    It is not accurate to characterize “third-wave” feminism as some monolithic theory only dealing with microaggressions and campus rape when third-wave feminism represents a wide variety of conflicting thoughts and tendencies, a definition of which is pretty difficult and a subject of academic debate. To some extent, it is a reaction to perception that second wave feminism failed incorporating intersectionality (i.e. people assume many different identities through race, nationality, religion, gender, etc. that culminate in a unique set of experiences), although to be fair many segments of second-wave feminism did recognize this already. To some extent, third wave feminism is a reaction to the mass media/advertising/technology that second-wave feminism didn’t encounter. To some extent, some third-wave feminists (again, not all because third-wave feminism is made up of a lot of different ideas/ppl) present a caricature of second-wave feminism as anti-sex and anti-marriage to redefine their own feminism that accepts sex ought to be pleasurable for women, beauty, etc.

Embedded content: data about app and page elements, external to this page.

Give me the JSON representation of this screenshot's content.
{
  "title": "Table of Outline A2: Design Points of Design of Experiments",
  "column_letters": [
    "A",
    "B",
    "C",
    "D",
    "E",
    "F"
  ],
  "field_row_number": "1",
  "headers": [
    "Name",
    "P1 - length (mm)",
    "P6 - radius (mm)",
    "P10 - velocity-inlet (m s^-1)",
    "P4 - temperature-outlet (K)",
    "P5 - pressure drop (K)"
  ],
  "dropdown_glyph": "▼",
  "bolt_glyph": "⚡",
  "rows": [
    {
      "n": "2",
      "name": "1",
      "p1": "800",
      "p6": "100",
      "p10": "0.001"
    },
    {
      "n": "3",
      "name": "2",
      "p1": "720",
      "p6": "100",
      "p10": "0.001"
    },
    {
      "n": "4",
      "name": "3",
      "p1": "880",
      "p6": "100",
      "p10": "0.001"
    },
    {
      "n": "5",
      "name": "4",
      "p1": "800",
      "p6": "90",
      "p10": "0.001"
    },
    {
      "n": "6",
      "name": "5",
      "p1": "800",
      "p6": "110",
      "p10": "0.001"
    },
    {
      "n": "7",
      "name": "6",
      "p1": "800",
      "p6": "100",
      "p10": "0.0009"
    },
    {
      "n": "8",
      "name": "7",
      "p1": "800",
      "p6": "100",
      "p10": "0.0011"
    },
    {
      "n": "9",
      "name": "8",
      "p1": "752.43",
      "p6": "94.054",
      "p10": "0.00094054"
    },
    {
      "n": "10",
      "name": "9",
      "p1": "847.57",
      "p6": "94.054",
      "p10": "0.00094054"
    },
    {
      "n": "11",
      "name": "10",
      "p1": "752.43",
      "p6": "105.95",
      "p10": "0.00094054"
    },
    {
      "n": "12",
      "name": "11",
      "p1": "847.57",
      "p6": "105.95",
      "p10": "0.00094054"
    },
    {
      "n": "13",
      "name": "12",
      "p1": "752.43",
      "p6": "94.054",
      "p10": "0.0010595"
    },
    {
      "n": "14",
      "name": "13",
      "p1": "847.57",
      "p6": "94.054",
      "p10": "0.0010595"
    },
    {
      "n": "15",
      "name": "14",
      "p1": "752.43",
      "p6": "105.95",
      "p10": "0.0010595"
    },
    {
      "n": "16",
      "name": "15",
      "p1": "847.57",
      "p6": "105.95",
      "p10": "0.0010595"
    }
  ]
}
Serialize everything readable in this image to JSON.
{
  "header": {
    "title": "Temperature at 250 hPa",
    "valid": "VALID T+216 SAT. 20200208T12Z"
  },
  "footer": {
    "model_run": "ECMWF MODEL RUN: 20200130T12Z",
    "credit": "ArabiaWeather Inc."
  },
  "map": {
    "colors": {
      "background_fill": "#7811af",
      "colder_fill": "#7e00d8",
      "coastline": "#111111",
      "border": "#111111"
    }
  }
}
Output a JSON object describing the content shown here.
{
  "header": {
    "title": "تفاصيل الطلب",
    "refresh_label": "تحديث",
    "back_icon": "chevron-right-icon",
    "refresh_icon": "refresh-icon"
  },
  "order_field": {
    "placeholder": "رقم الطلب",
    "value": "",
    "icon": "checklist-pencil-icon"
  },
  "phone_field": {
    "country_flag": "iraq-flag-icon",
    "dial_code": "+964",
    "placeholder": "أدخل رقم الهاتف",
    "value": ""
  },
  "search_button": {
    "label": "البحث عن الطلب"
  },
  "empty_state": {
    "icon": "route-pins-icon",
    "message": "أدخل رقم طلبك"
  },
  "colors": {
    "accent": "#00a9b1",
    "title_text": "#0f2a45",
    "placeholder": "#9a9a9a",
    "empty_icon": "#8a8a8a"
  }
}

    My point is that I highly doubt Milo Yiannopoulos and “feminism is cancer” event are interested in acknowledging the complexities of feminism, and instead are going to present methodological flaws (which are important to address, but a very weak set of evidence to argue against a point of view) and straw-mans of third-wave and second-wave feminism in such a way as to redefine what constitutes as the “correct” form of feminism and the “incorrect” form of feminism, going so far as to state feminism is irrelevant, without a genuine effort at looking at feminist literature.

    (If you are interested in learning about Third wave feminism vs. Second wave feminism, look here: http://www.jstor.org/stable/10.1086/588436)